-- AVAILABLE DATA follows --

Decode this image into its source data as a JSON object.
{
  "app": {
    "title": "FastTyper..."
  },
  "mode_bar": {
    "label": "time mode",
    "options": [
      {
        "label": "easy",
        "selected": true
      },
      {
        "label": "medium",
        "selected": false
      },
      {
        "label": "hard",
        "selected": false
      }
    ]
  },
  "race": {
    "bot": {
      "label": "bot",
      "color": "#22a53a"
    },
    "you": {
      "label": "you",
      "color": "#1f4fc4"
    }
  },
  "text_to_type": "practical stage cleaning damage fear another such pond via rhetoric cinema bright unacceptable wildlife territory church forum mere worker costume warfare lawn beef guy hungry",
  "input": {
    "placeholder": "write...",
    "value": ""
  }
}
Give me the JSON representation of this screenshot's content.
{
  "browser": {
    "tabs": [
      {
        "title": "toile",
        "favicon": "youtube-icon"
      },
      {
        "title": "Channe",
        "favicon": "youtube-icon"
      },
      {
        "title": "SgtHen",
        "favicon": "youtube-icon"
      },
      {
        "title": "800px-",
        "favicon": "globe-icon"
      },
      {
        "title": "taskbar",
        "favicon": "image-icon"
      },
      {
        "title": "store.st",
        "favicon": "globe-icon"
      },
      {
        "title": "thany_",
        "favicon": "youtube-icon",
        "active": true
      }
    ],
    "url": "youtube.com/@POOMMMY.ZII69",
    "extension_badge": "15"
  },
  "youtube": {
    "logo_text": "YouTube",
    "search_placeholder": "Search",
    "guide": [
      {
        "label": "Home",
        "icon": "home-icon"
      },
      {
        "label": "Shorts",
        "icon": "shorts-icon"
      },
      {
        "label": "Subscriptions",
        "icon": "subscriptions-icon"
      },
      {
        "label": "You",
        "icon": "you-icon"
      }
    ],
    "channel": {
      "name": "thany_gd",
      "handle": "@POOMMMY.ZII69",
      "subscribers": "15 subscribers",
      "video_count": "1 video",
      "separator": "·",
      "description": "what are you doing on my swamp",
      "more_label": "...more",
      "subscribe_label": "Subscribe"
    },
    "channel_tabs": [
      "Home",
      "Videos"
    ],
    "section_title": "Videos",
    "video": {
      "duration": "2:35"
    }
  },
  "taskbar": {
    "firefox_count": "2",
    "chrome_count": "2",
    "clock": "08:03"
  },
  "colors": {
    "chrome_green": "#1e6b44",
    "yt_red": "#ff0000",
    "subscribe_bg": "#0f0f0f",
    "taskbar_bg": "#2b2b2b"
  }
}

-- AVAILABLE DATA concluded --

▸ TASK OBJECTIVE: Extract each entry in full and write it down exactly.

▸ EXERCISE SOLUTION:
Decode this image into its source data as a JSON object.
{
  "app": {
    "title": "FastTyper..."
  },
  "mode_bar": {
    "label": "time mode",
    "options": [
      {
        "label": "easy",
        "selected": true
      },
      {
        "label": "medium",
        "selected": false
      },
      {
        "label": "hard",
        "selected": false
      }
    ]
  },
  "race": {
    "bot": {
      "label": "bot",
      "color": "#22a53a"
    },
    "you": {
      "label": "you",
      "color": "#1f4fc4"
    }
  },
  "text_to_type": "practical stage cleaning damage fear another such pond via rhetoric cinema bright unacceptable wildlife territory church forum mere worker costume warfare lawn beef guy hungry",
  "input": {
    "placeholder": "write...",
    "value": ""
  }
}
Give me the JSON representation of this screenshot's content.
{
  "browser": {
    "tabs": [
      {
        "title": "toile",
        "favicon": "youtube-icon"
      },
      {
        "title": "Channe",
        "favicon": "youtube-icon"
      },
      {
        "title": "SgtHen",
        "favicon": "youtube-icon"
      },
      {
        "title": "800px-",
        "favicon": "globe-icon"
      },
      {
        "title": "taskbar",
        "favicon": "image-icon"
      },
      {
        "title": "store.st",
        "favicon": "globe-icon"
      },
      {
        "title": "thany_",
        "favicon": "youtube-icon",
        "active": true
      }
    ],
    "url": "youtube.com/@POOMMMY.ZII69",
    "extension_badge": "15"
  },
  "youtube": {
    "logo_text": "YouTube",
    "search_placeholder": "Search",
    "guide": [
      {
        "label": "Home",
        "icon": "home-icon"
      },
      {
        "label": "Shorts",
        "icon": "shorts-icon"
      },
      {
        "label": "Subscriptions",
        "icon": "subscriptions-icon"
      },
      {
        "label": "You",
        "icon": "you-icon"
      }
    ],
    "channel": {
      "name": "thany_gd",
      "handle": "@POOMMMY.ZII69",
      "subscribers": "15 subscribers",
      "video_count": "1 video",
      "separator": "·",
      "description": "what are you doing on my swamp",
      "more_label": "...more",
      "subscribe_label": "Subscribe"
    },
    "channel_tabs": [
      "Home",
      "Videos"
    ],
    "section_title": "Videos",
    "video": {
      "duration": "2:35"
    }
  },
  "taskbar": {
    "firefox_count": "2",
    "chrome_count": "2",
    "clock": "08:03"
  },
  "colors": {
    "chrome_green": "#1e6b44",
    "yt_red": "#ff0000",
    "subscribe_bg": "#0f0f0f",
    "taskbar_bg": "#2b2b2b"
  }
}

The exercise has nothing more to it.